And just for being comprehensive, let's compare the potential NL teams in case of a World Series match up.
The Cardinals are kind of the anti-Dodgers. Not any star-like guys like Kershaw/Greinke, but just solid, above average pitchers in every slot and I even left off Jaime Garcia and his 2.3. Not to mention they are with Adam Wainwright.
Maybe the Mets will be without Harvey for the playoffs, but it's not like the Royals win the Neise vs Duffy match up anyways. Colon as a 4th starter is nice for them.
I don't know...maybe all the graphs are redundant. Maybe you don't need the individual match ups because you saw the 6th graph that shows how poor the Royals rotation is and that painted the picture for you. Either way, the Royals probably aren't going to have the advantage in any pitching match ups so much, and especially not when they are on the road.
The Royals aren't necessarily doomed though. They've won at a .590 pace this year with that same staff going against a more diverse group of pitchers (better and worse of course). They've clearly had some way of outdoing both their projections and perhaps true talent level this year. There's not necessarily anything saying they are just going to stop being a good team, but there are concerns for the playoffs and it's not just the rotation only.
True they aren't the worst team by collective fWAR (both hitters and pitchers) and they are ahead of the Rangers and Twins by a large margin. The Rangers are almost a lock to make the playoffs at this point as either the division winner or the second Wild Card team. The Twins aren't that far behind the Rangers/Astros, but they've got roughly a 20% chance of making the playoffs so they aren't entirely ruled out yet.
However both of those teams are playing well above their true talent level through variance/luck/randomness or whatever you want to call it. By Pythag the Rangers and Twins are a 69 and 72 win team respectively. By BaseRuns (stripping out run sequencing) they are 69 and 64 win teams. They really shouldn't be in the playoffs, but here we are...September 17th and it's a non-zero chance that they both will be. They are the team the Royals want to play in the ALDS if they had the choice (or the Phillies/Brewers if we can pick anybody).
However when you look at the stronger teams (ie: not the Rangers/Twins) the Royals are the weakest team...yet here we are.
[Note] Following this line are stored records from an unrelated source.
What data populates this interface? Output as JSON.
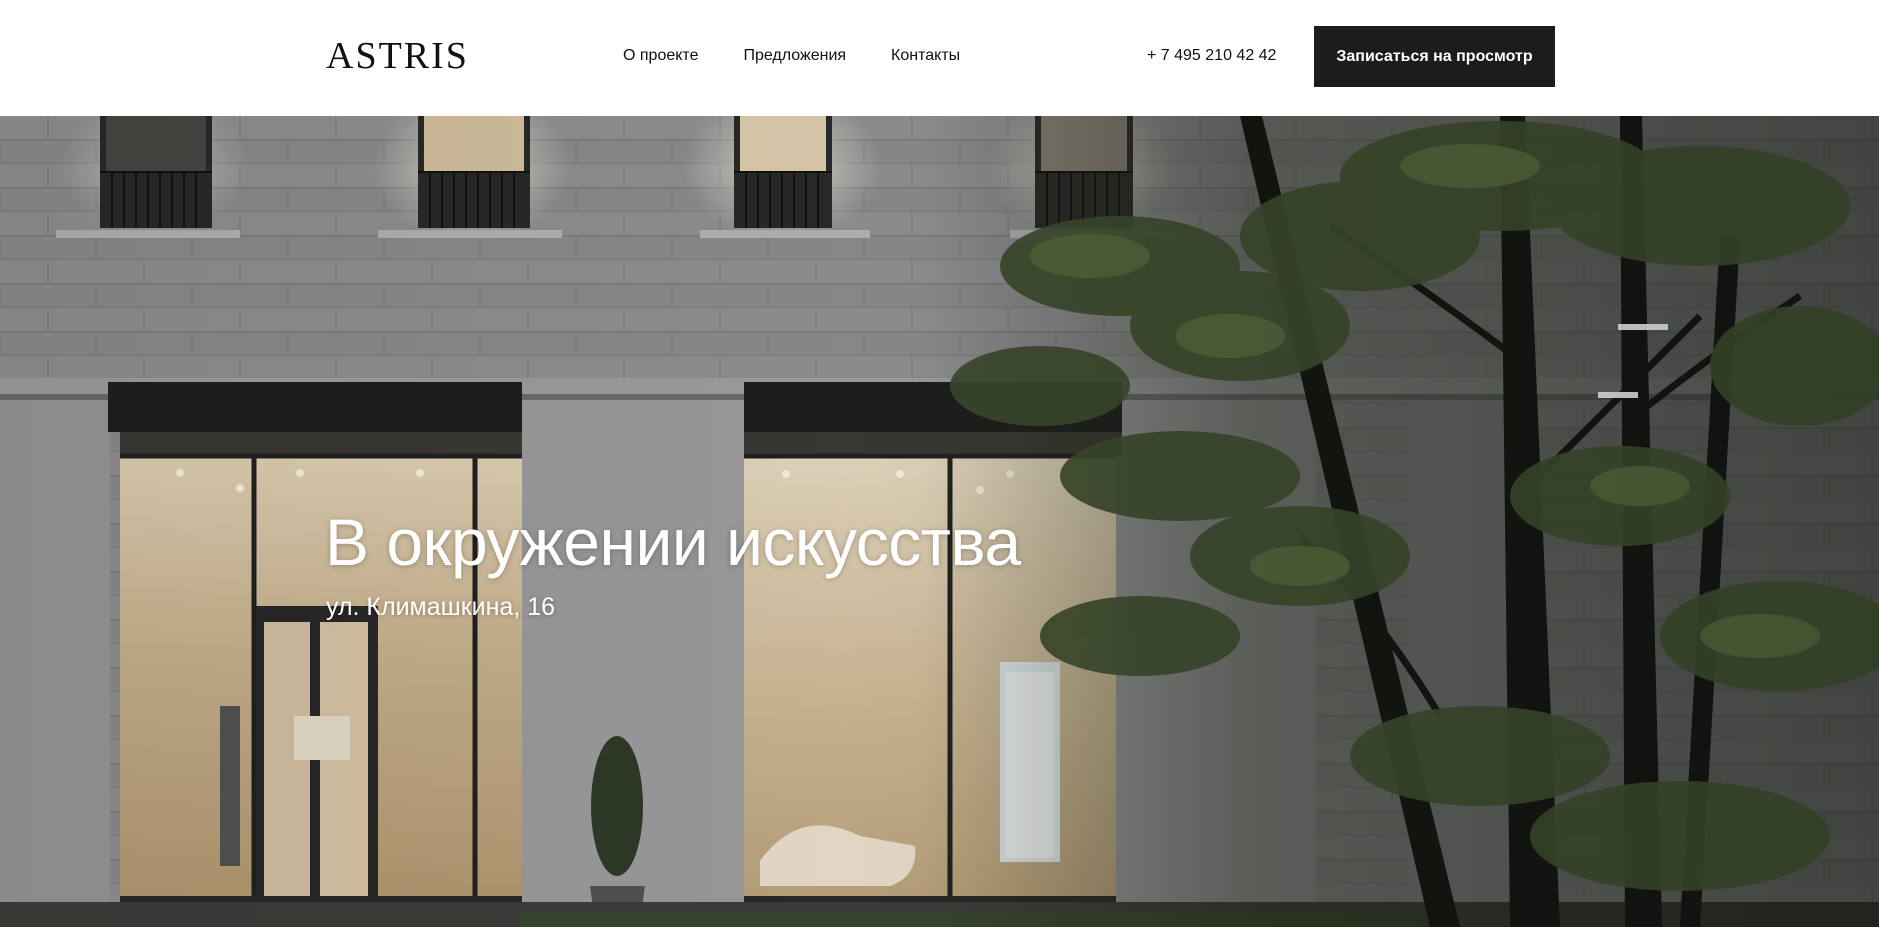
{
  "header": {
    "logo": "ASTRIS",
    "nav": [
      {
        "label": "О проекте"
      },
      {
        "label": "Предложения"
      },
      {
        "label": "Контакты"
      }
    ],
    "phone": "+ 7 495 210 42 42",
    "cta_label": "Записаться на просмотр"
  },
  "hero": {
    "title": "В окружении искусства",
    "address": "ул. Климашкина, 16"
  },
  "colors": {
    "header_bg": "#ffffff",
    "text": "#111111",
    "button_bg": "#1c1c1c",
    "button_text": "#ffffff",
    "hero_text": "#ffffff"
  }
}
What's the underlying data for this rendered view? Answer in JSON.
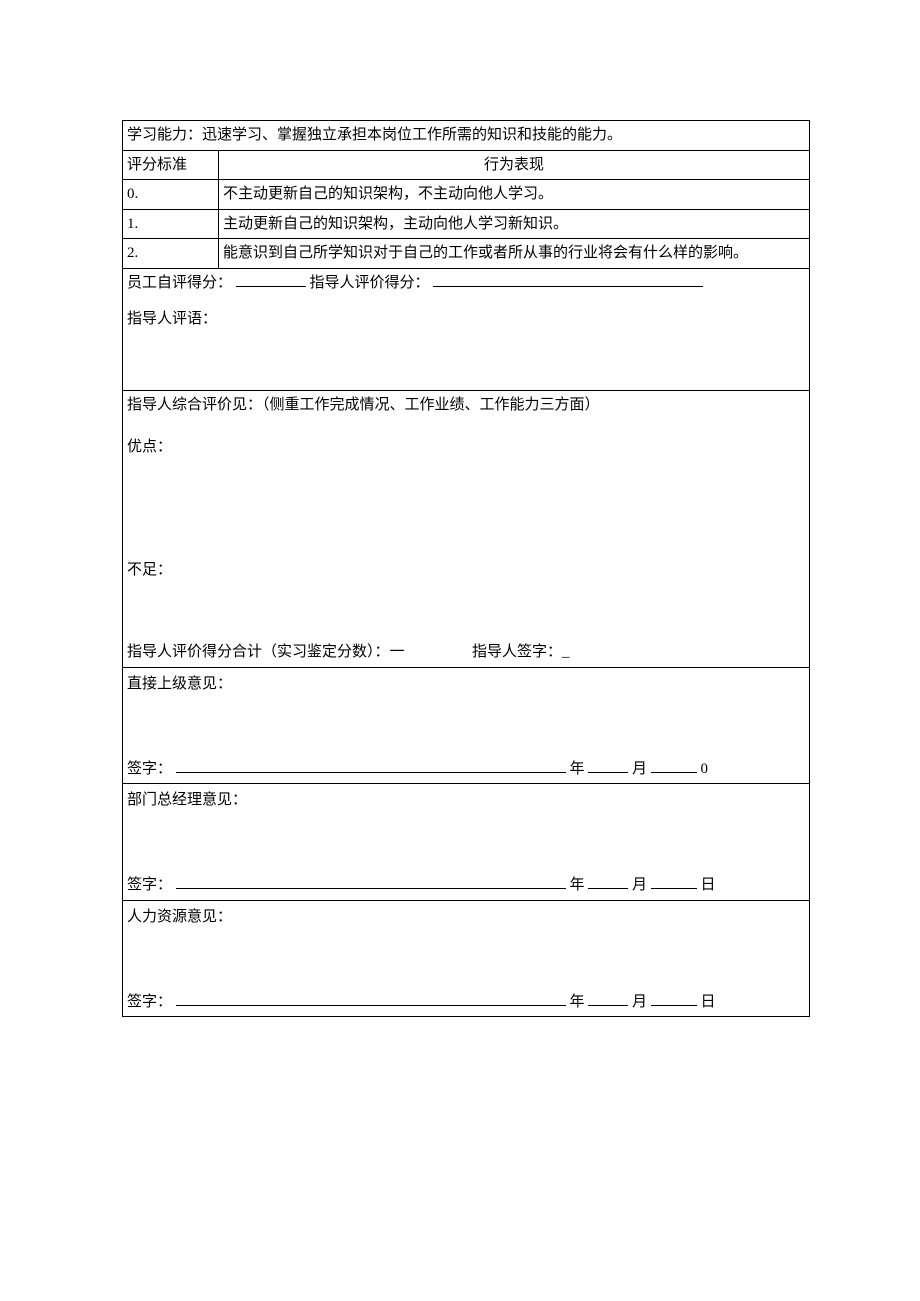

It's September 17th and the Royals are the #1 seed in the AL for now...